## PROBLEM TO WORK ON:
The records below need retyping in full; give them again exactly.

[Opening GIVEN RECORDS section]

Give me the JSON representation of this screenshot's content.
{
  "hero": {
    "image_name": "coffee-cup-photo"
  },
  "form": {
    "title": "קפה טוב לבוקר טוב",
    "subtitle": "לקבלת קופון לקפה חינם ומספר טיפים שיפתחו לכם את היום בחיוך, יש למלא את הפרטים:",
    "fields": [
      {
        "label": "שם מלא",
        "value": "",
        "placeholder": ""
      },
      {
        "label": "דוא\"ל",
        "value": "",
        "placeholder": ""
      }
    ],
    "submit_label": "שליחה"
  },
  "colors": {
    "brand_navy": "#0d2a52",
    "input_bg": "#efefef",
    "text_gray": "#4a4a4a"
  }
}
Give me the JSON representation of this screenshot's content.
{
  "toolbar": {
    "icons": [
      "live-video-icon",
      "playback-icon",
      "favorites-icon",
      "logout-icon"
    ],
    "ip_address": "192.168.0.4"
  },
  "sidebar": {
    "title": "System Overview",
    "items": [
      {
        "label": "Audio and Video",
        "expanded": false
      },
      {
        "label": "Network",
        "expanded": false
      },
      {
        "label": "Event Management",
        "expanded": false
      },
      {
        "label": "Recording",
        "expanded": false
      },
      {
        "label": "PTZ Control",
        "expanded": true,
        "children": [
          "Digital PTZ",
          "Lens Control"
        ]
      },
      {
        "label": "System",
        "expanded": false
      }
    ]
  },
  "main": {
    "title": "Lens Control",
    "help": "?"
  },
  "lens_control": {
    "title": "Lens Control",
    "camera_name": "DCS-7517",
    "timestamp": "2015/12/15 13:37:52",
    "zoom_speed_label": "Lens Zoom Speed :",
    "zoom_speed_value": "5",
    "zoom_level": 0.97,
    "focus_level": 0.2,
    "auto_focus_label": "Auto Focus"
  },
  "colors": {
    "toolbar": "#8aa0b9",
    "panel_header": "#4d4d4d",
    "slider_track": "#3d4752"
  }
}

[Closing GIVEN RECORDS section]

## SOLUTION FOR THIS PROBLEM:
Give me the JSON representation of this screenshot's content.
{
  "hero": {
    "image_name": "coffee-cup-photo"
  },
  "form": {
    "title": "קפה טוב לבוקר טוב",
    "subtitle": "לקבלת קופון לקפה חינם ומספר טיפים שיפתחו לכם את היום בחיוך, יש למלא את הפרטים:",
    "fields": [
      {
        "label": "שם מלא",
        "value": "",
        "placeholder": ""
      },
      {
        "label": "דוא\"ל",
        "value": "",
        "placeholder": ""
      }
    ],
    "submit_label": "שליחה"
  },
  "colors": {
    "brand_navy": "#0d2a52",
    "input_bg": "#efefef",
    "text_gray": "#4a4a4a"
  }
}
Give me the JSON representation of this screenshot's content.
{
  "toolbar": {
    "icons": [
      "live-video-icon",
      "playback-icon",
      "favorites-icon",
      "logout-icon"
    ],
    "ip_address": "192.168.0.4"
  },
  "sidebar": {
    "title": "System Overview",
    "items": [
      {
        "label": "Audio and Video",
        "expanded": false
      },
      {
        "label": "Network",
        "expanded": false
      },
      {
        "label": "Event Management",
        "expanded": false
      },
      {
        "label": "Recording",
        "expanded": false
      },
      {
        "label": "PTZ Control",
        "expanded": true,
        "children": [
          "Digital PTZ",
          "Lens Control"
        ]
      },
      {
        "label": "System",
        "expanded": false
      }
    ]
  },
  "main": {
    "title": "Lens Control",
    "help": "?"
  },
  "lens_control": {
    "title": "Lens Control",
    "camera_name": "DCS-7517",
    "timestamp": "2015/12/15 13:37:52",
    "zoom_speed_label": "Lens Zoom Speed :",
    "zoom_speed_value": "5",
    "zoom_level": 0.97,
    "focus_level": 0.2,
    "auto_focus_label": "Auto Focus"
  },
  "colors": {
    "toolbar": "#8aa0b9",
    "panel_header": "#4d4d4d",
    "slider_track": "#3d4752"
  }
}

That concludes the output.